Paging through the dictionary is like looking through a microscope. Every word breaks down into parts with unique properties — prefix, suffix, root. Eliza gleans not only the natural laws that govern the letters but their individual behaviors. R, M, and D are strong, unbending and faithful. The sometimes silent B and G and the slippery K follow strident codes of conduct. Even the redoubtable H, which can make P sound like F and turn ROOM into RHEUM, obeys etymology. Consonants are the camels of language, proudly carrying their lingual load.
Vowels, however, are a different species, the fish that flash and glisten in the watery depths. Vowels are elastic and inconstant, fickle and unfaithful. E can sound like I or U. –IBLE and –ABLE are impossible to discern. There is no combination the vowels haven’t tried, exhaustive and incestuous in their couplings.
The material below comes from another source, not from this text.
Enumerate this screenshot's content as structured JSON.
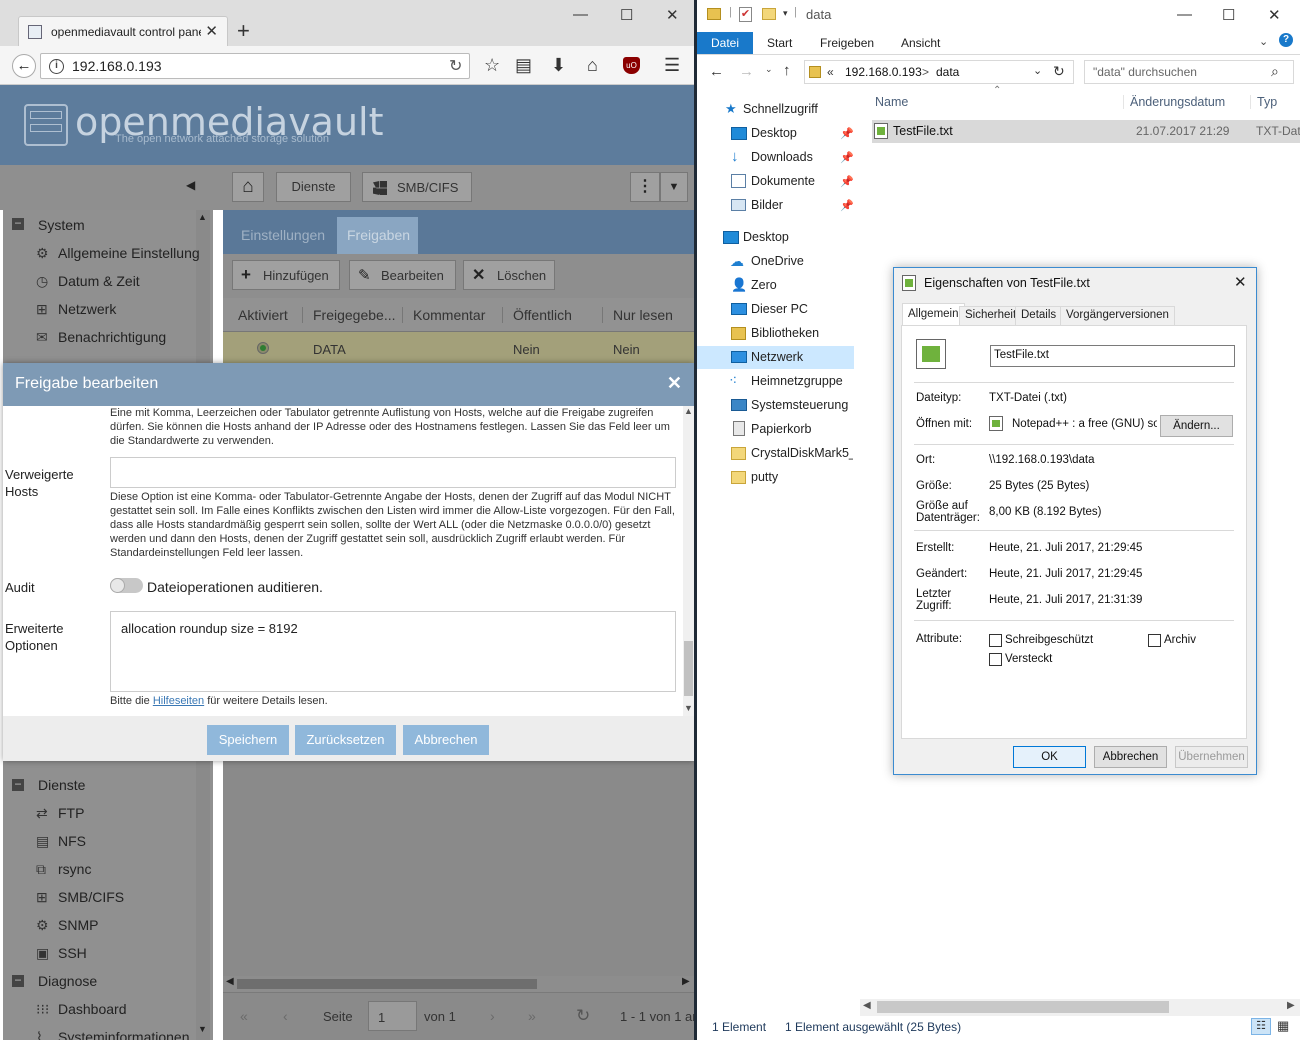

E will just as soon pair with A, I, or O, leading the dance or being led. Eliza prefers the vowels’ unpredictability and, of all vowels, favors Y. Y defies categorization, the only letter that can be two things at once.
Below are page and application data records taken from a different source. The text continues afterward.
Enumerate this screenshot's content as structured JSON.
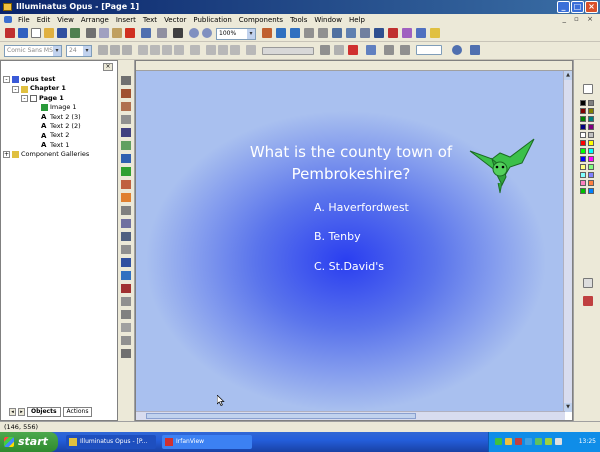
{
  "window": {
    "title": "Illuminatus Opus - [Page 1]"
  },
  "menu": [
    "File",
    "Edit",
    "View",
    "Arrange",
    "Insert",
    "Text",
    "Vector",
    "Publication",
    "Components",
    "Tools",
    "Window",
    "Help"
  ],
  "toolbar": {
    "zoom_value": "100%",
    "font_name": "Comic Sans MS",
    "font_size": "24"
  },
  "tree": {
    "items": [
      {
        "label": "opus test",
        "bold": true
      },
      {
        "label": "Chapter 1",
        "bold": true
      },
      {
        "label": "Page 1",
        "bold": true
      },
      {
        "label": "Image 1",
        "bold": false
      },
      {
        "label": "Text 2 (3)",
        "bold": false
      },
      {
        "label": "Text 2 (2)",
        "bold": false
      },
      {
        "label": "Text 2",
        "bold": false
      },
      {
        "label": "Text 1",
        "bold": false
      },
      {
        "label": "Component Galleries",
        "bold": false
      }
    ]
  },
  "left_tabs": {
    "objects": "Objects",
    "actions": "Actions"
  },
  "slide": {
    "question": "What is the county town of Pembrokeshire?",
    "answers": [
      "A. Haverfordwest",
      "B. Tenby",
      "C. St.David's"
    ]
  },
  "status": {
    "coords": "(146, 556)"
  },
  "taskbar": {
    "start": "start",
    "items": [
      "Illuminatus Opus - [P...",
      "IrfanView"
    ],
    "clock": "13:25"
  },
  "colors": {
    "title_bar": "#0a246a",
    "slide_center": "#2a3ef0",
    "slide_edge": "#a9c0ef",
    "taskbar": "#245edb",
    "start_button": "#3c9a3c"
  },
  "palette_colors": [
    "#000000",
    "#808080",
    "#800000",
    "#808000",
    "#008000",
    "#008080",
    "#000080",
    "#800080",
    "#ffffff",
    "#c0c0c0",
    "#ff0000",
    "#ffff00",
    "#00ff00",
    "#00ffff",
    "#0000ff",
    "#ff00ff",
    "#ffff80",
    "#80ff80",
    "#80ffff",
    "#8080ff",
    "#ff80c0",
    "#ff8040",
    "#00c000",
    "#0080ff"
  ]
}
Before the bee, Eliza had been a consonant, slow and unsurprising. With her bee success, she has entered vowelhood. Eliza begins to look at life in alphabetical terms. School is consonantal in its unchanging schedule. God, full of possibility, is a vowel. Death: the ultimate consonant.